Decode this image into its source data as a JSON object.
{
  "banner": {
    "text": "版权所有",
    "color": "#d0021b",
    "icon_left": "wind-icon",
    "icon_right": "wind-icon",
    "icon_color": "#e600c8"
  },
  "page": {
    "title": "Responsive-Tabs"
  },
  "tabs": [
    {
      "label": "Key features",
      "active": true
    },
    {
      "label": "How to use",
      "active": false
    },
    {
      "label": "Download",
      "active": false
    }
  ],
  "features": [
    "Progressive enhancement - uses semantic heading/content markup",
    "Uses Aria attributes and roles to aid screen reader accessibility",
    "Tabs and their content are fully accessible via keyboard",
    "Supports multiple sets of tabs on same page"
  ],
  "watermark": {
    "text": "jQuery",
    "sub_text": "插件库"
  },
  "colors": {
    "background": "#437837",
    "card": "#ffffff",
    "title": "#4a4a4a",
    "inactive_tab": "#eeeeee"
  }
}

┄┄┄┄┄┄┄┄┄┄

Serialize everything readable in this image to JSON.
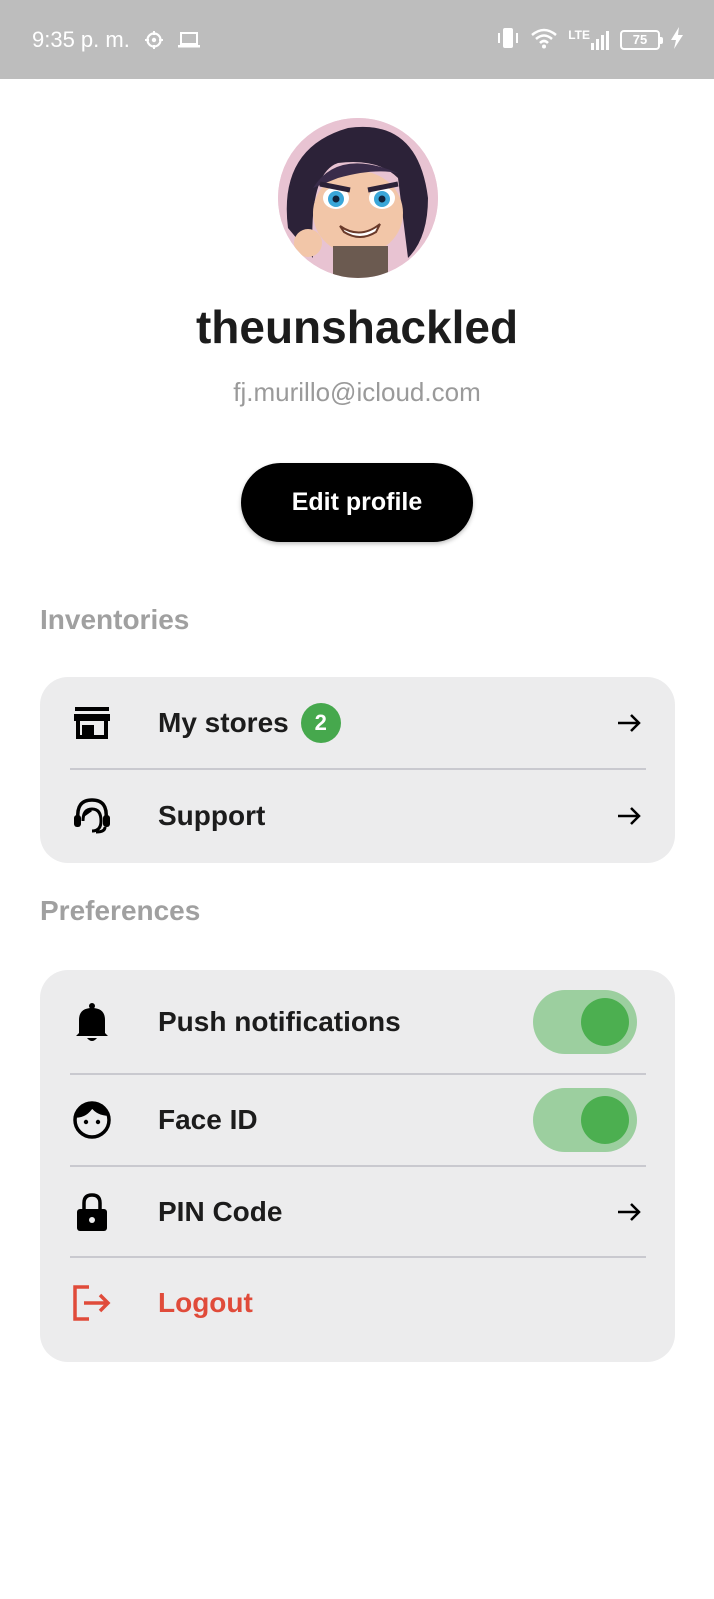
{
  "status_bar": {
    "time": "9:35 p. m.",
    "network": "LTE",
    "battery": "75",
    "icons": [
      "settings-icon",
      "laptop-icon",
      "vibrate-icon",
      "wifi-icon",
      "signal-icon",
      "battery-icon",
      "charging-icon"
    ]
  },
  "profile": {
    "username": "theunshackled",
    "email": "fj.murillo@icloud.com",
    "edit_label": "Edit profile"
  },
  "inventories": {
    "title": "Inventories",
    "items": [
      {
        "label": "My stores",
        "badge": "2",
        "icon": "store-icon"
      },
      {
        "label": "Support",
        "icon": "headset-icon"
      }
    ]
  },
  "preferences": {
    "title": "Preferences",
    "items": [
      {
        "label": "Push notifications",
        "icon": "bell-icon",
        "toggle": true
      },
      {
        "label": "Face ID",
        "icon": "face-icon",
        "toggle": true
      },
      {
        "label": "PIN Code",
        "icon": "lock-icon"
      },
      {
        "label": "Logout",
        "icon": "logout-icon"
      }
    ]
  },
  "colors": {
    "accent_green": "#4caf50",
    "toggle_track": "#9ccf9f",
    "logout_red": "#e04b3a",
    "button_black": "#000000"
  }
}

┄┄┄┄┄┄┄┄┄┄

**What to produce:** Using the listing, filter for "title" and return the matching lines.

**Response area:**
    "title": "Responsive-Tabs"
    "title": "#4a4a4a",
    "title": "Inventories",
    "title": "Preferences",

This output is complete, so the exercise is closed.